I am surrounded by sounds today. The dishwasher gurgles. The radio sings. Rain attacks the skylight. My dog has begun to snore in wheezes and whistles that make me wonder if a cartoon is playing in a distant room. The house shivers and the plates in their cabinets rattle when the washing machine spins.

Today is a day for doing. I have destinations all around the city marked on a map in my mind. I draw red lines between each stop, making constellations of obligation. Do rats make maps when they run a maze? Can they see the stars? Like them, I shall reward myself when I have followed every line and found a stopping point.

The maze never truly ends. I understand why people seek gods. Seek meaning. Do rats measure the benevolence of humans-become-gods, or do they preach acceptance in their huddled dens? I have stepped outside that bewildering path, seeking to make my own meaning, create my own rewards. The same stars shine down, but the constellations are my own.

Grey Skies

The sky is gray grey gray and i wonder if we're in a Ray Bradbury story, living on a far off planet that is just almost like ours, but a key feature is missing. I am missing the sun. I read that it is warm, somewhere, and I yearn for that somewhere off this grey gray grey planet. 

I will fill the house with noise and activity today, and pretend that housecleaning is dancing and the strange light of swirling bulbs is the sun.

My son is ill. He has strep. He is home, but I cannot dance with him today. He is cloistered in his room. I am cloistered in the house, a recluse of my own making. A friend is whisking me away for lunch today. She is thanking me for something that to me is nothing. I am grateful for her gratitude, and her whisking. And for lunch. 

This weekend I am going to the mountains. This is not a metaphor, or a simile. I will be up high, closer to the greyness.
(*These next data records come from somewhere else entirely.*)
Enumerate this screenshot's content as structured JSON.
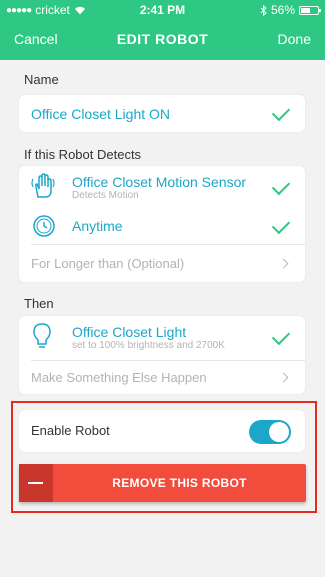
{
  "status": {
    "carrier": "cricket",
    "time": "2:41 PM",
    "battery": "56%",
    "battery_level": 0.56
  },
  "nav": {
    "cancel": "Cancel",
    "title": "EDIT ROBOT",
    "done": "Done"
  },
  "name_section": {
    "label": "Name",
    "value": "Office Closet Light ON"
  },
  "detects_section": {
    "label": "If this Robot Detects",
    "items": [
      {
        "title": "Office Closet Motion Sensor",
        "subtitle": "Detects Motion",
        "icon": "motion-hand-icon"
      },
      {
        "title": "Anytime",
        "icon": "clock-icon"
      }
    ],
    "duration_placeholder": "For Longer than (Optional)"
  },
  "then_section": {
    "label": "Then",
    "item": {
      "title": "Office Closet Light",
      "subtitle": "set to 100% brightness and 2700K",
      "icon": "lightbulb-icon"
    },
    "more": "Make Something Else Happen"
  },
  "enable": {
    "label": "Enable Robot",
    "on": true
  },
  "remove": {
    "label": "REMOVE THIS ROBOT"
  },
  "colors": {
    "green": "#2ec884",
    "teal": "#1ba7c9",
    "red": "#f24c3d",
    "highlight": "#e42b1e"
  }
}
I might reach up and tear apart the clouds with angry hands, pocketing fistsful of blue sky to share with sad friends far below. The sky will dissolve between my fingers. The torn sky will make my pockets damp with disappointment. The ragged clouds will fill with thunder at my impudence and sew the seams with lightning. I will laugh and tell my friends that I saw the blue. Together we will look up into the gray grey gray and dream of burning stars burning us.